In her first few weeks as department head, MacDonald Gibson offered insight into her new role and future plans in the following Q&A. You can learn more about MacDonald Gibson’s professional background, accolades and research at

What makes you excited about being head of CCEE?

MACDONALD GIBSON (MG): I am thrilled to join an exceptionally talented group of engineering faculty who are passionate about empowering students to improve the world for all. CCEE is not only one of the nation’s largest civil engineering departments but also one of the most talented. For example, one-third of our faculty have received a CAREER award from the National Science Foundation. The CAREER award is the most prestigious grant given to young faculty members to recognize their potential to serve as academic role models and to lead advances in science and engineering.

What are your priorities as department head?

MG: My top priority is to continue to hire the best people while also enhancing the racial and gender diversity of the department’s faculty and students and, ultimately, the diversity of the fields of civil, environmental and construction engineering. Our nation can achieve its greatest potential in engineering only by ensuring that our entire talent pool is represented in our engineering professions. Real or perceived barriers that discourage some groups of young people from pursuing engineering careers result in a loss of brainpower and creative ideas, to the detriment of our entire society.

Are there any specific areas or initiatives you intend to focus on as department head?
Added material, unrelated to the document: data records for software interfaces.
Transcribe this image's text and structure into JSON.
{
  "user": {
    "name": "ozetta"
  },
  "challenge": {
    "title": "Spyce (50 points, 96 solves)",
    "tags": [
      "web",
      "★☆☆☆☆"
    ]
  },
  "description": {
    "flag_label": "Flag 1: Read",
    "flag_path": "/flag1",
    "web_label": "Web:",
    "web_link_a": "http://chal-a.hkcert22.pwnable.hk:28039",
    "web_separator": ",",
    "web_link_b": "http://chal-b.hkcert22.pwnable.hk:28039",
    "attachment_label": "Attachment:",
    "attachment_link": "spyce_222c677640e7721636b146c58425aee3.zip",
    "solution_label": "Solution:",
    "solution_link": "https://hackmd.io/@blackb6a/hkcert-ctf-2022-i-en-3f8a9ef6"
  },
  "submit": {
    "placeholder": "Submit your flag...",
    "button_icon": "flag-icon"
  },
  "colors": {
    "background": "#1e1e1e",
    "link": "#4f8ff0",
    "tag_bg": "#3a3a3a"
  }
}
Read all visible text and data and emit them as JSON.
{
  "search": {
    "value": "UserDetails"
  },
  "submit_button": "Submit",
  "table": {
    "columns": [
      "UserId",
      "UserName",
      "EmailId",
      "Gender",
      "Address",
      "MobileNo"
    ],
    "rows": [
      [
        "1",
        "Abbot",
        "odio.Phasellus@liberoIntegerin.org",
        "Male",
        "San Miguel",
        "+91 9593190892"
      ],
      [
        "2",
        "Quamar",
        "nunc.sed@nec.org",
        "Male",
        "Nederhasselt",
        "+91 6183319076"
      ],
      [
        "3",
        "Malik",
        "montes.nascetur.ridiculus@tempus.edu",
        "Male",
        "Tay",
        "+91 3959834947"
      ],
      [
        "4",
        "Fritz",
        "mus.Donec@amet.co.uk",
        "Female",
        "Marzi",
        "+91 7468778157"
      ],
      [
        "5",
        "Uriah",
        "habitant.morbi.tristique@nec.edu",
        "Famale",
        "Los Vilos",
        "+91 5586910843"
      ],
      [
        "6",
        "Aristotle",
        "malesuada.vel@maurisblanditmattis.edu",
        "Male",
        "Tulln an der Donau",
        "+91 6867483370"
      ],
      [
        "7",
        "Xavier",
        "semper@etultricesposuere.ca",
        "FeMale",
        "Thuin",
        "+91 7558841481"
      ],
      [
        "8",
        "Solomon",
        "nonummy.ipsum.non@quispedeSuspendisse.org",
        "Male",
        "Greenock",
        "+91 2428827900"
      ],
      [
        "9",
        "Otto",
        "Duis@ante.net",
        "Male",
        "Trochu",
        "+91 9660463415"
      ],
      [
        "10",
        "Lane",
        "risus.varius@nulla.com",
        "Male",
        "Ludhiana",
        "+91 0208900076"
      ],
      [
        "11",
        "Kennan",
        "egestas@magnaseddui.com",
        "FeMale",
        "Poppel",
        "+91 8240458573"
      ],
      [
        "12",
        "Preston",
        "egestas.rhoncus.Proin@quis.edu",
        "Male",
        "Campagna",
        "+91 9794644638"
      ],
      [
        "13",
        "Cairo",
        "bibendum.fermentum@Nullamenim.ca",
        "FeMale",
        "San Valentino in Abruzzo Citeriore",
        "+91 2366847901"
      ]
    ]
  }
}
MG: I am especially excited about working toward advancing equity in access to all aspects of civil infrastructure, including high-functioning water and sanitation systems, modern and low-emissions transportation systems, safe buildings and livable communities.

What do you see as key strengths of CCEE?

MG: I asked this question of the CCEE faculty when interviewing for the department head position. Uniformly, they responded that CCEE’s strength is its people, including faculty, staff and students. The department promotes an atmosphere of collegiality, prioritizing the mutual goal of engineering a better world over personal advancement. Another great strength is the breadth of civil engineering sub-disciplines represented in the department. Our faculty members have expertise spanning the vast range of activities in which civil engineers may be involved — from designing highway and rail systems, to constructing buildings that can withstand earthquakes, to designing new paving materials that can decrease costs while also limiting environmental impacts, to preparing our communities to be resilient to extreme weather and climate, to tracking down and eliminating sources of air, water and soil pollution that endanger health.

Do you have a message for alumni?

MG: You are part of an exceptionally talented group. CCEE alumni have led some of the world’s most ambitious projects in civil, construction and environmental engineering, leaving their mark by improving the quality and safety of every aspect of infrastructure that supports communities but that many people take for granted. Examples include safer bridges, buildings and transportation systems and cleaner environments. I look forward to meeting as many of you as possible this year. Please visit us in Fitts-Woolard Hall.

Favorite vacation spot or favorite place you’ve traveled to?

MG: The North Carolina mountains, with the endless view of rolling blue ridges, are my slice of heaven.

This story was first published in the CCEE Fall 2022 Newsletter.